» Prompt: If a line in the entries below includes the string "post", copy it out.

» Input data:
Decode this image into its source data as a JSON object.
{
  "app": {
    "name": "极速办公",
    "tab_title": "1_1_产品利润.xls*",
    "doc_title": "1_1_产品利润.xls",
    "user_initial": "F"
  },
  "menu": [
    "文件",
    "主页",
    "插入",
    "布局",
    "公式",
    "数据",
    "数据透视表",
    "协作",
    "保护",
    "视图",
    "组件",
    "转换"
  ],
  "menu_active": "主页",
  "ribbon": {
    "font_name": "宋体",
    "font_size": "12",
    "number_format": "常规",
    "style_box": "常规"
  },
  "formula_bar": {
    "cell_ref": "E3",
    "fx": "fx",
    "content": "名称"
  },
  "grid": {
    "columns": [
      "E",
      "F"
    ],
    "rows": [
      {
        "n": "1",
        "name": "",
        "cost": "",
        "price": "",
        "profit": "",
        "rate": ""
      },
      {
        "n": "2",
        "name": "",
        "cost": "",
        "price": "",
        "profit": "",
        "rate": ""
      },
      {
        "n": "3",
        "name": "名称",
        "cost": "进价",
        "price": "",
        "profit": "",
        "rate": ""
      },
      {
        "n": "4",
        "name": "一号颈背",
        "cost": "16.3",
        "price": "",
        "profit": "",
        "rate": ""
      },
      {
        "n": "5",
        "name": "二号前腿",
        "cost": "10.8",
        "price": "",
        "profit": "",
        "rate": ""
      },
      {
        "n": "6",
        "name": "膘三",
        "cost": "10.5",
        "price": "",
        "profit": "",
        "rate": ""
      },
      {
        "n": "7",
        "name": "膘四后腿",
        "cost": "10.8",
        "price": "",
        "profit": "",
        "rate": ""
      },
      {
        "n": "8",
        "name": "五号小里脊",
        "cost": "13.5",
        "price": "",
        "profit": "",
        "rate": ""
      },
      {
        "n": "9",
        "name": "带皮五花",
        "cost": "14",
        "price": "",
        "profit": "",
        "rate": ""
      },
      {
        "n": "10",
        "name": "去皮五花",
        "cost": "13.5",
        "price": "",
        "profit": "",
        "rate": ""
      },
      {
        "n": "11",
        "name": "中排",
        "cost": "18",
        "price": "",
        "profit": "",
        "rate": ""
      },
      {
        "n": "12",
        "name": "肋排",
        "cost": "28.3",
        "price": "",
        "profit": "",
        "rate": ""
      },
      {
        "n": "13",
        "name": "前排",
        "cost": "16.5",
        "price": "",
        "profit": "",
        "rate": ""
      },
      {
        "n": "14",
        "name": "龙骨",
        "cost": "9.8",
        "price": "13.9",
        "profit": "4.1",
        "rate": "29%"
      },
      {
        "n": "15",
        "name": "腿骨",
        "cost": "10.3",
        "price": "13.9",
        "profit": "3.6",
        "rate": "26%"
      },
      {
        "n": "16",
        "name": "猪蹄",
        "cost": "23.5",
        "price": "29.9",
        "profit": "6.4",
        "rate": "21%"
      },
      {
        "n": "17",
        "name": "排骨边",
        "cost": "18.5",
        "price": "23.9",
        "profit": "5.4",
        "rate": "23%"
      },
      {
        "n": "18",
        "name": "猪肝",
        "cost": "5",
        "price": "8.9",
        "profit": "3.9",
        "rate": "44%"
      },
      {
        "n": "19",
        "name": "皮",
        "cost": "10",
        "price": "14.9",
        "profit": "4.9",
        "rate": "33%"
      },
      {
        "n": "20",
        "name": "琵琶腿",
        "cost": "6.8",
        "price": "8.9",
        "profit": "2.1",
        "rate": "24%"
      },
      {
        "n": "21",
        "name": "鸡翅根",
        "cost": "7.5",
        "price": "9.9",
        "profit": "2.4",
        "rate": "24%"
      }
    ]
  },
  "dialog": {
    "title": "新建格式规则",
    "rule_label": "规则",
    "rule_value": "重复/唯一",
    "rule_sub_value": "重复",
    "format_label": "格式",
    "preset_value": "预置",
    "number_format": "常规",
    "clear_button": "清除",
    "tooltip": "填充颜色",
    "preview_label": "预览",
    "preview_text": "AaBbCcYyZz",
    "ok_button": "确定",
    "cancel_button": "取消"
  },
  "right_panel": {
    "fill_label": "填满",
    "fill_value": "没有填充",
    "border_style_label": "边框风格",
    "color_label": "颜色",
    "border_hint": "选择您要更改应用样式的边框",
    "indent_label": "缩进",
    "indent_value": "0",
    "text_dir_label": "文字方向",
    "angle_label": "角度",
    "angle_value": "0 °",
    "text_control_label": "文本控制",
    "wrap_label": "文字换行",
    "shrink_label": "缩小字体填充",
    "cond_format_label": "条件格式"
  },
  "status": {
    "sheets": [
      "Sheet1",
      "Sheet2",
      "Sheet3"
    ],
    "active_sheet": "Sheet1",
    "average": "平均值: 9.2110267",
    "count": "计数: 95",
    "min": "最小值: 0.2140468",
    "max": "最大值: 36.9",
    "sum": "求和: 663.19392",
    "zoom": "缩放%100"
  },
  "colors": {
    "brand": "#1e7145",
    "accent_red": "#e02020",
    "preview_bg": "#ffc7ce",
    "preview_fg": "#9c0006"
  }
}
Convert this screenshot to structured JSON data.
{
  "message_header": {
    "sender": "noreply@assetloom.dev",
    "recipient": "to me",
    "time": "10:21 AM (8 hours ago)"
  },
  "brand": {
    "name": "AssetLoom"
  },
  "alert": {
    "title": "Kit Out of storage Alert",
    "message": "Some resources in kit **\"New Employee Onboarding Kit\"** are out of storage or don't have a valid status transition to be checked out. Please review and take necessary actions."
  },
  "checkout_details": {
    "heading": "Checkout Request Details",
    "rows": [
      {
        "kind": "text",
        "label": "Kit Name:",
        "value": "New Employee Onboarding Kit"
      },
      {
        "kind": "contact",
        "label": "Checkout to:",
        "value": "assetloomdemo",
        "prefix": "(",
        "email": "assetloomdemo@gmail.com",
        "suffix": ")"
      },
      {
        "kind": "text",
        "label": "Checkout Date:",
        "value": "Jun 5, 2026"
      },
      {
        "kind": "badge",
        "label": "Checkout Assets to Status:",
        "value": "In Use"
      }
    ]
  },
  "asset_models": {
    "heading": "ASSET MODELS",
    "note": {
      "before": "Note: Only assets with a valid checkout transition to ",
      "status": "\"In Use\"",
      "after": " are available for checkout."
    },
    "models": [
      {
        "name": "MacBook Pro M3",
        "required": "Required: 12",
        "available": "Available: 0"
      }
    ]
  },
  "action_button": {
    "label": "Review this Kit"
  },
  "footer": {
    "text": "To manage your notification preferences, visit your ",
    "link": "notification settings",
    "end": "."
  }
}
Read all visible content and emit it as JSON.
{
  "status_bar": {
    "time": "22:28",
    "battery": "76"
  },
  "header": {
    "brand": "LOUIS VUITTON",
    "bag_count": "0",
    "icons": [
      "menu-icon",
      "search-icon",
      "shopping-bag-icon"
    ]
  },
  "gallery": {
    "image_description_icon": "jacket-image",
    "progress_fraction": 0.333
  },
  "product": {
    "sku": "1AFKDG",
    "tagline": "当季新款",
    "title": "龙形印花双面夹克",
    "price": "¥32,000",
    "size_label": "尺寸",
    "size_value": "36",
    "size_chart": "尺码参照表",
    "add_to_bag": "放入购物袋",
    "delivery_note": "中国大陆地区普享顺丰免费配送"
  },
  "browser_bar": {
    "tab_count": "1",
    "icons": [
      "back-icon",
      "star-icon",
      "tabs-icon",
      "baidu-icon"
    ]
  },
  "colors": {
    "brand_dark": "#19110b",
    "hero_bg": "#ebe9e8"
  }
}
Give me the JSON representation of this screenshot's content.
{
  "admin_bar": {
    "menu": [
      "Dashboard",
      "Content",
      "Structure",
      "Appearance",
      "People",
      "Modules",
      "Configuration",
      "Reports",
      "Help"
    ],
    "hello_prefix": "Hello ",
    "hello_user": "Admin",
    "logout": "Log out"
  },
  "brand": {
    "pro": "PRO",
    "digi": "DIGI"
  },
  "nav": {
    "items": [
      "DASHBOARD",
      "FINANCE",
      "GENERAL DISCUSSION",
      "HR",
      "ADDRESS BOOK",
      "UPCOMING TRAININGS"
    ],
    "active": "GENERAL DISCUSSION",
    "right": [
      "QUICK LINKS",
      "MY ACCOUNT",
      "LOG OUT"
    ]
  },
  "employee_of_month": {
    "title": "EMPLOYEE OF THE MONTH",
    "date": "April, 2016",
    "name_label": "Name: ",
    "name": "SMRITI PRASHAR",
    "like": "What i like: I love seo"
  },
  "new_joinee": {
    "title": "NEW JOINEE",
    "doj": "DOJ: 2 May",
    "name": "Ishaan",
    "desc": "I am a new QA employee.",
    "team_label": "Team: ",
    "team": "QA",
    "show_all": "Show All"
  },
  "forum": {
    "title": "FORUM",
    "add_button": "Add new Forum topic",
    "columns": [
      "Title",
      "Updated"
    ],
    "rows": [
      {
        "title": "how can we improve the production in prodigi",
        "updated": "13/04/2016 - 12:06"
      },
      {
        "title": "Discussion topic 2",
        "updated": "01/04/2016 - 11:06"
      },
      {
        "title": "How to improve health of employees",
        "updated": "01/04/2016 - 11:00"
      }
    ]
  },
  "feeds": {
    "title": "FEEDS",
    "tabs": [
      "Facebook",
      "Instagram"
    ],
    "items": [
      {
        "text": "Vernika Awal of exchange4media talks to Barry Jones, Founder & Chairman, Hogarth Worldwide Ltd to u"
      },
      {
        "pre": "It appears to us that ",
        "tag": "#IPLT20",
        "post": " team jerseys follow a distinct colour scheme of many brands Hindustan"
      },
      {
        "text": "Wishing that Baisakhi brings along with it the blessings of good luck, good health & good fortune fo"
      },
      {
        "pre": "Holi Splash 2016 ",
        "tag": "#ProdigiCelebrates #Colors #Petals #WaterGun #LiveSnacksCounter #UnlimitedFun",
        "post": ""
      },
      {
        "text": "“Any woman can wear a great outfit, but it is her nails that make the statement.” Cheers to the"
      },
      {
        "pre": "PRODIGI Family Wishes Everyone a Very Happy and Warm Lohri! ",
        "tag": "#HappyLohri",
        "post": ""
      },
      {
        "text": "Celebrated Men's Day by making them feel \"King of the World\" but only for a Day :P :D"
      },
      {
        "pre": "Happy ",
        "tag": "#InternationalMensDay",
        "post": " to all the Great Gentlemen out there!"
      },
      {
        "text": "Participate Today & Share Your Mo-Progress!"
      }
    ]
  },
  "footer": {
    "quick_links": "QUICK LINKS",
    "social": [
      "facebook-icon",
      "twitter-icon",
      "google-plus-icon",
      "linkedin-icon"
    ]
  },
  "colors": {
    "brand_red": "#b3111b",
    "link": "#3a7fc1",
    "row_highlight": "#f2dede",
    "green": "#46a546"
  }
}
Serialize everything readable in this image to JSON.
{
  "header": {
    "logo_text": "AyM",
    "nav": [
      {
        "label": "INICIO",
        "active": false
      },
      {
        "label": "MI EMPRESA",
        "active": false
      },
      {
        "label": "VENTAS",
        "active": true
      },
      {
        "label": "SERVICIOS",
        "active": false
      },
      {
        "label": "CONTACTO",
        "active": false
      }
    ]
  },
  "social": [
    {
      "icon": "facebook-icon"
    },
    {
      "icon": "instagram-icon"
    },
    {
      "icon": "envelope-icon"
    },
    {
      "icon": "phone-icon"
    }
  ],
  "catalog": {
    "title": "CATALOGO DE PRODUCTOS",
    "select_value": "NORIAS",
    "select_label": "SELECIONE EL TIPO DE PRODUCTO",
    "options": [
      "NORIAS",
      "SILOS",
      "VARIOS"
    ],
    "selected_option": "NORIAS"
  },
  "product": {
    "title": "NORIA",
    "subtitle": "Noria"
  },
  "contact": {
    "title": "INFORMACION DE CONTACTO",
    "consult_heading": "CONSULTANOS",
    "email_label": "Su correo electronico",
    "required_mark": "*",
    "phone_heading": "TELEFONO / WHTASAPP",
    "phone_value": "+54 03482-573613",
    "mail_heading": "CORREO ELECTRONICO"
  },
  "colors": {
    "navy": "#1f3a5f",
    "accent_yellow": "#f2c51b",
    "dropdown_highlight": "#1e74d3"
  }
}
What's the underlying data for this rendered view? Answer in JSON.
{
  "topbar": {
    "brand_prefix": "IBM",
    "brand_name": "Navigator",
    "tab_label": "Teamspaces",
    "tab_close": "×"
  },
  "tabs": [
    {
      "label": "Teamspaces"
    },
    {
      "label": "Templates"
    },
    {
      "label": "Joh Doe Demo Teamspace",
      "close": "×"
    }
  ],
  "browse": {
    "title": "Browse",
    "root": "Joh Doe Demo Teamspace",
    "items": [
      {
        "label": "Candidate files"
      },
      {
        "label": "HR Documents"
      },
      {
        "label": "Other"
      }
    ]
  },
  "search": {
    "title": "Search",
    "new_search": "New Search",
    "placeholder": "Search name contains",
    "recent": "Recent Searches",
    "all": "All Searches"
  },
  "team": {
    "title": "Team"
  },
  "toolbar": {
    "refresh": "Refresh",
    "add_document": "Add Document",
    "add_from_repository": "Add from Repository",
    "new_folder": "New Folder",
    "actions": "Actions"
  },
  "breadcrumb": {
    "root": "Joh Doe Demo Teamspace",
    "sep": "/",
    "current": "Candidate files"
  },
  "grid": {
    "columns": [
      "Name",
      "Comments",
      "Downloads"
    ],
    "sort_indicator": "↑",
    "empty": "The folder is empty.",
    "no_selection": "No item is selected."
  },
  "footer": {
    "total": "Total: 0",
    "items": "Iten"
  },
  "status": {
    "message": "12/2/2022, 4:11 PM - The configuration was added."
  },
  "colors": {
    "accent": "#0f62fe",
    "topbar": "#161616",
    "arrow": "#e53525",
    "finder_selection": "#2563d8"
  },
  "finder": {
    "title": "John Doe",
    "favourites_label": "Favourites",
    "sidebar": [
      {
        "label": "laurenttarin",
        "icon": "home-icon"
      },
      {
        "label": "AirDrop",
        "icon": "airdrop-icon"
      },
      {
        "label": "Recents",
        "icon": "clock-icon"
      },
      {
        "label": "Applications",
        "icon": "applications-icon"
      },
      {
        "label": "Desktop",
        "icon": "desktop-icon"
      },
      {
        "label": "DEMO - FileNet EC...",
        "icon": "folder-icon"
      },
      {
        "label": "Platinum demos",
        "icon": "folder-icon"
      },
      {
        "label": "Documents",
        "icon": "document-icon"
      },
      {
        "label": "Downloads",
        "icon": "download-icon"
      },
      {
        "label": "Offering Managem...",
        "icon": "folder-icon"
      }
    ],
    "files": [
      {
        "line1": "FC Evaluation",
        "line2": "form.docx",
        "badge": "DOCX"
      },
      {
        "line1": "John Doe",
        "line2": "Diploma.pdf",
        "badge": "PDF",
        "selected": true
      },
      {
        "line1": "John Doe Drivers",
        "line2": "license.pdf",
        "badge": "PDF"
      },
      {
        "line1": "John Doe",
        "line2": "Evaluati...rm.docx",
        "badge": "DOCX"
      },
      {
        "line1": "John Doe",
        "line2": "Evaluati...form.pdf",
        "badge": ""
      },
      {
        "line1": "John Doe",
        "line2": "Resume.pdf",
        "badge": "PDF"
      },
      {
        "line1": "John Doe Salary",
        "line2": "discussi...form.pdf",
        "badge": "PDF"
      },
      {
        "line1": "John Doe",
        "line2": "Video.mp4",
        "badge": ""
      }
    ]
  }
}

» Exercise output:
        "post": " team jerseys follow a distinct colour scheme of many brands Hindustan"
        "post": ""
        "post": ""
        "post": " to all the Great Gentlemen out there!"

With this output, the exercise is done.